Wool is entirely renewable and sustainable in its creation. Sheep eat grass that is fueled by rainfall. We use 60 year old repurposed carding machines that run on VFD motors. There are no glues or bonding agents in our process, therefore no high-heat, as our batts are needle punched. Wool inherently manages moisture against 65% rh and the amino acids in wool will irreversibly bond with formaldehyde, NOx and SO2. So, rather than off gas unknown chemicals wool offers passive air filtration. Finally, should you ever repurpose the structure you can either reuse wool or compost it. There is no other form of insulation you can buy that offers these (inherent) characteristics. So you know, we add 8% boric acid as an insect repellent. It is natural, non-toxic and comes from the earth. There is nothing else in our products as we’ve nothing to hide in our process.

Please let your contractor know that his insulation supplier is wrong about wool and that we would be more than happy to assist in the education process so as to minimize the effects of consumers being continually misled. Alternatively, have a look at the attached and we’ll get you in touch with the folks at 475. They are the most intelligent group we’ve come across.

If you have further questions please reach out anytime.

Kind regards,


Smart Wall Manifesto

Smart Wall Manifesto

The problem in today’s building materials market is not only large manufacturers, but consumer’s continually shocking inability to ask basic questions. By making low integrity products manufacturers have created a race to the bottom whereby the measure against alternatives is only one thing: cost. It may seem silly to say that you get what you pay for, except for one simple fact – it is often true.

Anyone interested in a solution to a huge problem?

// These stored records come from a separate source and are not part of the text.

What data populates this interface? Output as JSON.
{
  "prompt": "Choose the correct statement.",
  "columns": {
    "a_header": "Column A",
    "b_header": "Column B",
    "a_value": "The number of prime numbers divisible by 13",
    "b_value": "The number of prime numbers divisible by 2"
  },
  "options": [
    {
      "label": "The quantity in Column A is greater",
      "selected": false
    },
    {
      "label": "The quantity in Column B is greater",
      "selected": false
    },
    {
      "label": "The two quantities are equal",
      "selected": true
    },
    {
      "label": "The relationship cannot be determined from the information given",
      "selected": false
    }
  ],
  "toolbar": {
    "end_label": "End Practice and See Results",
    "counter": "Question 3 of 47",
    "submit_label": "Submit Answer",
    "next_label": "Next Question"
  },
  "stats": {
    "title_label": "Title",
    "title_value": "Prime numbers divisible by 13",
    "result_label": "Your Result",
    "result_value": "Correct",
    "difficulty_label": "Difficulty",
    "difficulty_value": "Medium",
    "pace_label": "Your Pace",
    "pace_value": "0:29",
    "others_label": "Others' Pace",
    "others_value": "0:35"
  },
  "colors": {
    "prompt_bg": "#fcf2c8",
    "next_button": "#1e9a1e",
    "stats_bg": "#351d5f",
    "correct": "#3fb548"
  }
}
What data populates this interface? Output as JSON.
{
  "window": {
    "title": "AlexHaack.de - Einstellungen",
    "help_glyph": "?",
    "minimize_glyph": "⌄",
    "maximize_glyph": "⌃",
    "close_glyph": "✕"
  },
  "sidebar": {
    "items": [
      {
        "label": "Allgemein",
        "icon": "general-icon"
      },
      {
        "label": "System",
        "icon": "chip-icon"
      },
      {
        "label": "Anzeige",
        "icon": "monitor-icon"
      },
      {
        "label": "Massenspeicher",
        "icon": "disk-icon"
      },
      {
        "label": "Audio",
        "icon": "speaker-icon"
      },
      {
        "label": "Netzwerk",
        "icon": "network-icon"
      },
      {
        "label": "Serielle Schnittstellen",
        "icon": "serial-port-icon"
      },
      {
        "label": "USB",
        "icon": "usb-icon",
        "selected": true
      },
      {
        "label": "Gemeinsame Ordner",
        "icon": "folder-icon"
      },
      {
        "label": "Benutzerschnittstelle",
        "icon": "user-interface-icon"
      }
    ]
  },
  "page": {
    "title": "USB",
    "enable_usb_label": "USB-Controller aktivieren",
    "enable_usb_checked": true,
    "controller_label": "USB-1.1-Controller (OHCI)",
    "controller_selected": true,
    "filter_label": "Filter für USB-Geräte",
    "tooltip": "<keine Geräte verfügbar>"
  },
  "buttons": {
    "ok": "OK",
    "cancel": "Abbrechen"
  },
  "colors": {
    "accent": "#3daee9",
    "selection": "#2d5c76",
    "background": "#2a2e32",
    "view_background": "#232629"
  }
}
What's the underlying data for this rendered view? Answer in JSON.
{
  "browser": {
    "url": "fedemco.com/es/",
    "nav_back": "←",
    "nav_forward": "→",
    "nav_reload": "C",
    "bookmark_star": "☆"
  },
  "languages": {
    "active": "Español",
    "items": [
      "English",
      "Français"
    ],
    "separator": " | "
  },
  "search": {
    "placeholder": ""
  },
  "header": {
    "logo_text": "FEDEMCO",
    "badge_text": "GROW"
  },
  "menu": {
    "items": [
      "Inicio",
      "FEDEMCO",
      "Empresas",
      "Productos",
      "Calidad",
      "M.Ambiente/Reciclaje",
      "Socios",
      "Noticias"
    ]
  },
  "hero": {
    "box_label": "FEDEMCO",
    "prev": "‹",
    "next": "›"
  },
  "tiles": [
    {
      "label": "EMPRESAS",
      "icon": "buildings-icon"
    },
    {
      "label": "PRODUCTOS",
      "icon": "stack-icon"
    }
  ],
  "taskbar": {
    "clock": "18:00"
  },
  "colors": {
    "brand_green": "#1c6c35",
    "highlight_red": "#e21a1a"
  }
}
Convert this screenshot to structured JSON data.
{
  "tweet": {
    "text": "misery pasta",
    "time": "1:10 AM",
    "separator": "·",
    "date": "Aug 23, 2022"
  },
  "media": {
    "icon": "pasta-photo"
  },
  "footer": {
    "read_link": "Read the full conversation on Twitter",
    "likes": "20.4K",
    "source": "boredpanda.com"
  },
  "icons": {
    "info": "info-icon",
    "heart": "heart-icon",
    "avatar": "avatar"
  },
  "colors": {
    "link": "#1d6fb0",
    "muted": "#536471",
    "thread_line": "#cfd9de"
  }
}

We’ve spent enough time out of character – whinging and moaning about other forms of insulation. Admittedly, there was somewhat of a method to the madness as one must understand the problem before appreciating the solution. 

We sought to pique a tangent or two by asking intuitive questions and highlighting science that is often not part of the sales pitch for other forms of insulation. We’ve also yet to hone in on cellulose, which is a product that seems to be universally despised by installers. 

Today, however, we thought it would be much more inspiring to talk about a solution to this whole mess. It is called Smart Walls and the initial launch will focus on Smart Walls for Smart Kids. 

Indoor Air Pollution...This is Amazing

….if you know anything about formaldehyde, which apparently is not the case for most. Let’s solve that now: 

The National Toxicology Program (NTP) is formed from parts of several different US government agencies, including the National Institutes of Health (NIH), the Centers for Disease Control and Prevention (CDC), and the Food and Drug Administration (FDA). The NTP lists formaldehyde as "known to be a human carcinogen."

Cognitive Behavior and Green Building

Cognitive Behavior and Green Building

The following is a summary from a recent meeting of the building health initiative group, sponsored by USGBC Norcal in San Francisco.  Thanks to Brenden McEneaney for arranging the meeting and recapping it so eloquently.  And also to Dr. Joe Allen from Harvard's Chan School of Public Health for raising awareness on a very important yet under reported topic.  

Who’s up for a few facts on insulation?

Who’s up for a few facts on insulation?

Ever had anyone invite you to check out his or her new fiberglass long underwear? We haven’t either!

The following is an effort to share what we have learned. It is fact based, which is to say we have made a grievous attempt to remove any/all bias.   As ever, there is no need to take our word for it, thus we hope this inspires continued individual research, if nothing else.

Waste, according to Yale or the EPA?

Waste, according to Yale or the EPA?

A Yale-led study reveals waste disposal rates are more than double EPA estimates.

Waste creation and disposal figures have historically been based on information provided by ‘industry participants’, versus actual waste-collectors, thus one might not be surprised to understand the facts are skewed. A 2010 change in the law (shockingly) no longer allows for landfill operational data to go unreported.